YOUR TASK: In the entries below, count every line with the string "JSON". State the count and nothing else.

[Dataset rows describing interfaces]
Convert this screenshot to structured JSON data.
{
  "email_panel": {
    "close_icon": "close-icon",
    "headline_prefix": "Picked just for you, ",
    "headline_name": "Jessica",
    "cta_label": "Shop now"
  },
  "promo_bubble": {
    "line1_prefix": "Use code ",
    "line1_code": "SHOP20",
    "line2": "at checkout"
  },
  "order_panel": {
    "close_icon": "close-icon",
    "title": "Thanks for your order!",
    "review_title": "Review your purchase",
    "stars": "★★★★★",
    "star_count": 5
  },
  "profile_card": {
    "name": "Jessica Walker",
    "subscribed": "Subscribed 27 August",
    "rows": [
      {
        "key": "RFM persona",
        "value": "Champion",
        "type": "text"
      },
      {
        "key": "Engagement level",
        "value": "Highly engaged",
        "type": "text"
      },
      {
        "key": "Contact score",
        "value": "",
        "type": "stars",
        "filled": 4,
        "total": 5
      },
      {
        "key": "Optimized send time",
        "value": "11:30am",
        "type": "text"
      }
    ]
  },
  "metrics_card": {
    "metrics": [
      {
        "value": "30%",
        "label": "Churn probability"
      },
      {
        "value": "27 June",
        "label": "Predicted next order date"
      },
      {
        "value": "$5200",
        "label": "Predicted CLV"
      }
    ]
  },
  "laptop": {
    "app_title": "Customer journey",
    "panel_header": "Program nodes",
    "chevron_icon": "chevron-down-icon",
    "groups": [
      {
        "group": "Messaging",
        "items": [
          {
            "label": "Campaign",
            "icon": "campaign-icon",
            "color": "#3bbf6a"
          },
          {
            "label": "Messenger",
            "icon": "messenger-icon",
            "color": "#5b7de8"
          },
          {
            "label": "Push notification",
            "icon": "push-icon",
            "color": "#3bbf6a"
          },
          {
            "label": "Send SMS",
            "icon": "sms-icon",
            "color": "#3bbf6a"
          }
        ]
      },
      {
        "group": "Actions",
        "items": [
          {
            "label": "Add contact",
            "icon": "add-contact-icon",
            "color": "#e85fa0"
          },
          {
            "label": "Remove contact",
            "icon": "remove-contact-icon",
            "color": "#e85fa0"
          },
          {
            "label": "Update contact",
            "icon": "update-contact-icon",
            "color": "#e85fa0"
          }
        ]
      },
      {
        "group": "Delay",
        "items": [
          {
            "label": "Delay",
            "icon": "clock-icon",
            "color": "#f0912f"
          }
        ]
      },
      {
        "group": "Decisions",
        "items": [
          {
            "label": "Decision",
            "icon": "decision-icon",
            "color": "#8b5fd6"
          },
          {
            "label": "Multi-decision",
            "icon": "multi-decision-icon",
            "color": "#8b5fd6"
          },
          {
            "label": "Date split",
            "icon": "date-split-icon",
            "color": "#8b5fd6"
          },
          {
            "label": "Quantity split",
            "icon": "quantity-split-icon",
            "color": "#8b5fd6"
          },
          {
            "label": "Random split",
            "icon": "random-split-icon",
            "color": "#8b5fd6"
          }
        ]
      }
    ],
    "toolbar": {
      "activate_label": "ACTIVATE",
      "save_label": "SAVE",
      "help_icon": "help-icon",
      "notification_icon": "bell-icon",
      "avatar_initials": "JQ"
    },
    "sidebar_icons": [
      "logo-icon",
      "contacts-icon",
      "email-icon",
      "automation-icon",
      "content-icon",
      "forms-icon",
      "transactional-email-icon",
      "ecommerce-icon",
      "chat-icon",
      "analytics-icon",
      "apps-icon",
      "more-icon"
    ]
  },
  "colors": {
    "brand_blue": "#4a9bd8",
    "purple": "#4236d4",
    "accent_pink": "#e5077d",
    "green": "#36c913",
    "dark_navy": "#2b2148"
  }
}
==
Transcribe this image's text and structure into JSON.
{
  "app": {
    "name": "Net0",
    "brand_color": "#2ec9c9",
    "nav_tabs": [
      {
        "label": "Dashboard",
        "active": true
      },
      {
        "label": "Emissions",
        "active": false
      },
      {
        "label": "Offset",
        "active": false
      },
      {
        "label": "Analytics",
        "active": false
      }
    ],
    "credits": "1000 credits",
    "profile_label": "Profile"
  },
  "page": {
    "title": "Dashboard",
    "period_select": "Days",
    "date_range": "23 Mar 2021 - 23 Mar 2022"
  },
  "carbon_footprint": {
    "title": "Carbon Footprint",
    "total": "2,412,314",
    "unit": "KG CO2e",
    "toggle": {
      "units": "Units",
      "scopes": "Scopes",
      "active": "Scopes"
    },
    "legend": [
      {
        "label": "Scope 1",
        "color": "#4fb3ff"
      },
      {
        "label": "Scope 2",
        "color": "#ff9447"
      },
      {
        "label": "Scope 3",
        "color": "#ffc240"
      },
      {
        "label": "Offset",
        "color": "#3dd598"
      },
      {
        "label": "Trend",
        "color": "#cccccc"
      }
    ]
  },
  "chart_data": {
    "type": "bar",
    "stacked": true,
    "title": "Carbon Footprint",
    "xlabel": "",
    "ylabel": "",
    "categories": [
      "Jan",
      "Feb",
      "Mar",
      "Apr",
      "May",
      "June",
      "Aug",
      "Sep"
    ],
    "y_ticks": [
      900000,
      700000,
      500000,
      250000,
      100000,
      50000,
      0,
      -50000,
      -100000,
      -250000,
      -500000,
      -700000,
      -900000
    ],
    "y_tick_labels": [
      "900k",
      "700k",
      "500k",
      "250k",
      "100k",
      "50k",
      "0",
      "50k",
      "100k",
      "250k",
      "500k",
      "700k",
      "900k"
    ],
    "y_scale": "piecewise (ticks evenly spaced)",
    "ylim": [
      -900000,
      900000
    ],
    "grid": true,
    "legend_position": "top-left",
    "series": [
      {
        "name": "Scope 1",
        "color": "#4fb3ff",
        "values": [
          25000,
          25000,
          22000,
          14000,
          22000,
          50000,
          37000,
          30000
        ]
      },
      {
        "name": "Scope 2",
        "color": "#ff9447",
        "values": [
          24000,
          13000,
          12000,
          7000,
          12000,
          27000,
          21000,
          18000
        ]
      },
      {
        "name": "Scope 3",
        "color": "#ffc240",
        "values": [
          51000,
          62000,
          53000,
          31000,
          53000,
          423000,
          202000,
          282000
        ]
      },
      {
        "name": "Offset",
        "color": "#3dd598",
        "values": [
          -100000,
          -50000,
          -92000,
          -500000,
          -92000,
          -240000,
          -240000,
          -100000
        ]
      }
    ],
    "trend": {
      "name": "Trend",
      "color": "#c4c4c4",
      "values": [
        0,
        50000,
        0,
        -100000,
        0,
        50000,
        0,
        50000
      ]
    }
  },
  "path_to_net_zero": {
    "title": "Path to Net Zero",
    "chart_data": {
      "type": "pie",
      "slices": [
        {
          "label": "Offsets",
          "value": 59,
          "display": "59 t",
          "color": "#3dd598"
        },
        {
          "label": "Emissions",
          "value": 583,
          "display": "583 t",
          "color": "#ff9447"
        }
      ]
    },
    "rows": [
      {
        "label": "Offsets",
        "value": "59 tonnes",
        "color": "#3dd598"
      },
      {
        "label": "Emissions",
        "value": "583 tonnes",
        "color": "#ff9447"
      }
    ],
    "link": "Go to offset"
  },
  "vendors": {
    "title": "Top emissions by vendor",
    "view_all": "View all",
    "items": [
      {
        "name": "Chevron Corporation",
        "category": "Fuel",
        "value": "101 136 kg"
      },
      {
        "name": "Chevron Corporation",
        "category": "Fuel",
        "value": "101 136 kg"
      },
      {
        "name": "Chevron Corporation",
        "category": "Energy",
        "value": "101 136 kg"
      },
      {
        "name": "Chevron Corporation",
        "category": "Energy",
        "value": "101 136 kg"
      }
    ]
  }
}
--
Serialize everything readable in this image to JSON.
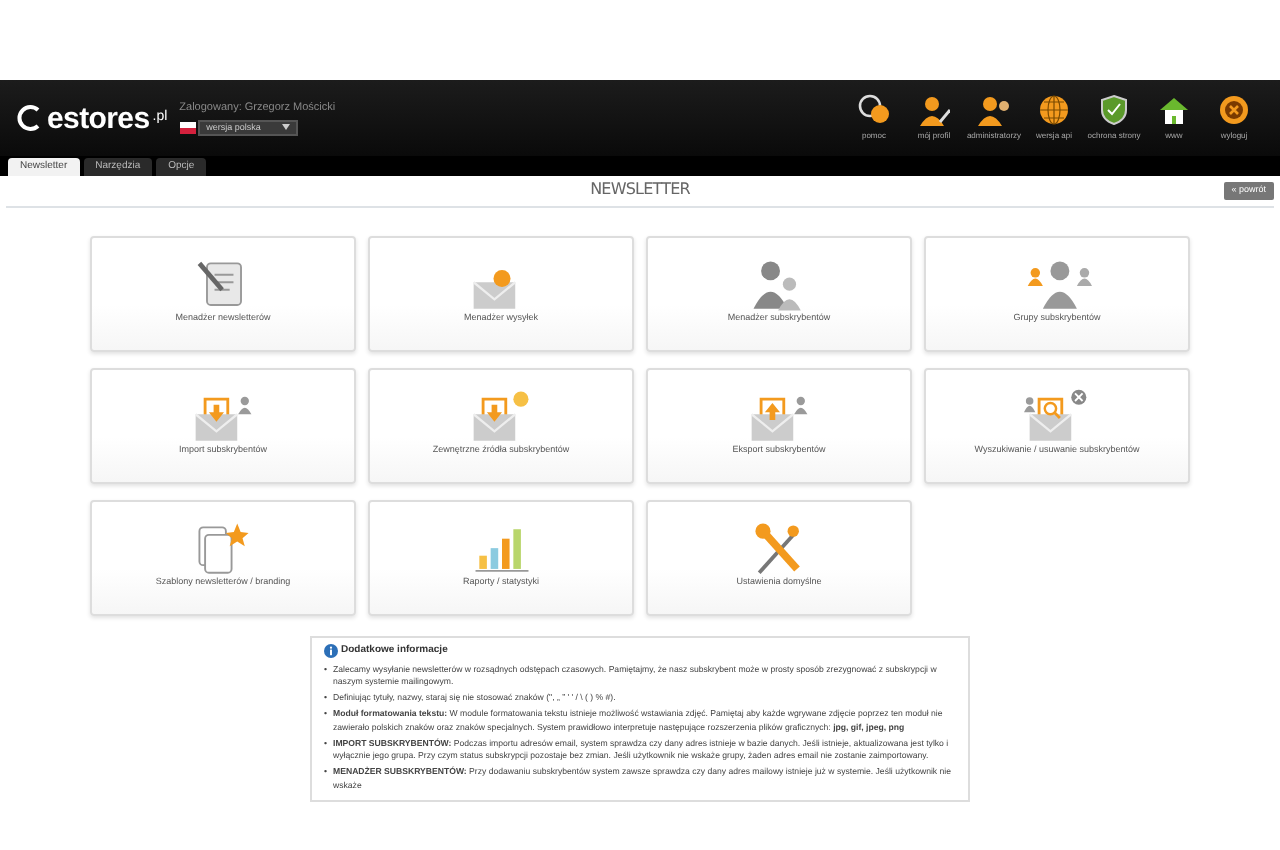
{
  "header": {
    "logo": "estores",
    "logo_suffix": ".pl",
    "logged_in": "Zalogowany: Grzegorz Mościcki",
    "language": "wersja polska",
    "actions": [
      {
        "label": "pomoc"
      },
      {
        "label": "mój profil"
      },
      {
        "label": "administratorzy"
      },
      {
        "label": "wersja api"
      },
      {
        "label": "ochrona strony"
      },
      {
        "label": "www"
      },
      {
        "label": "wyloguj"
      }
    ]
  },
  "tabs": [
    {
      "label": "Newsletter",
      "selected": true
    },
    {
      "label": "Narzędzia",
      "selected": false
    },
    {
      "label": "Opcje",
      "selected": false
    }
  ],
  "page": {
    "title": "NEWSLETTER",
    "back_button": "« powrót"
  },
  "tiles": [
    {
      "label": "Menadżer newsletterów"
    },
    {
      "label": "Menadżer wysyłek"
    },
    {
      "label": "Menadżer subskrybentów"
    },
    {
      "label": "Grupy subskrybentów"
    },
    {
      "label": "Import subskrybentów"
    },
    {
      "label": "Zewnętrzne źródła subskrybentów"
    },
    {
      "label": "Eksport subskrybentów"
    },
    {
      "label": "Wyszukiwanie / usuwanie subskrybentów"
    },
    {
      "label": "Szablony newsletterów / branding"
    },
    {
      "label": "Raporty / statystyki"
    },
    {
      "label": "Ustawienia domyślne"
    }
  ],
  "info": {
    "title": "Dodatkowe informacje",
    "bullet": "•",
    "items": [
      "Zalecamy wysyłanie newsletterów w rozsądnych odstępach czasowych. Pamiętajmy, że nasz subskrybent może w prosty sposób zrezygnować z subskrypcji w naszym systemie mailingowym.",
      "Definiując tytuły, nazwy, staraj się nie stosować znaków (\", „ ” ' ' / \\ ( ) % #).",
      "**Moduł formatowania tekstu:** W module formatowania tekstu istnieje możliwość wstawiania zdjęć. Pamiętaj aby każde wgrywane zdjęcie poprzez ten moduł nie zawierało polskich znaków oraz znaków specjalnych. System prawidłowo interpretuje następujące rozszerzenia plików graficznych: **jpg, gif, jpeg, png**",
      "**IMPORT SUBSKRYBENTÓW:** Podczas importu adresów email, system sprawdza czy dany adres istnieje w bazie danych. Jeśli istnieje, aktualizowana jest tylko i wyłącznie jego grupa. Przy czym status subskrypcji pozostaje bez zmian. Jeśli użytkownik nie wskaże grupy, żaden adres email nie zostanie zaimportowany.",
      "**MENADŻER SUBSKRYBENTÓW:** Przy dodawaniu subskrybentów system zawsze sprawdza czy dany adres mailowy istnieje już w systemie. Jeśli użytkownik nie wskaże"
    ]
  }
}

RESULT OF THE TASK: 3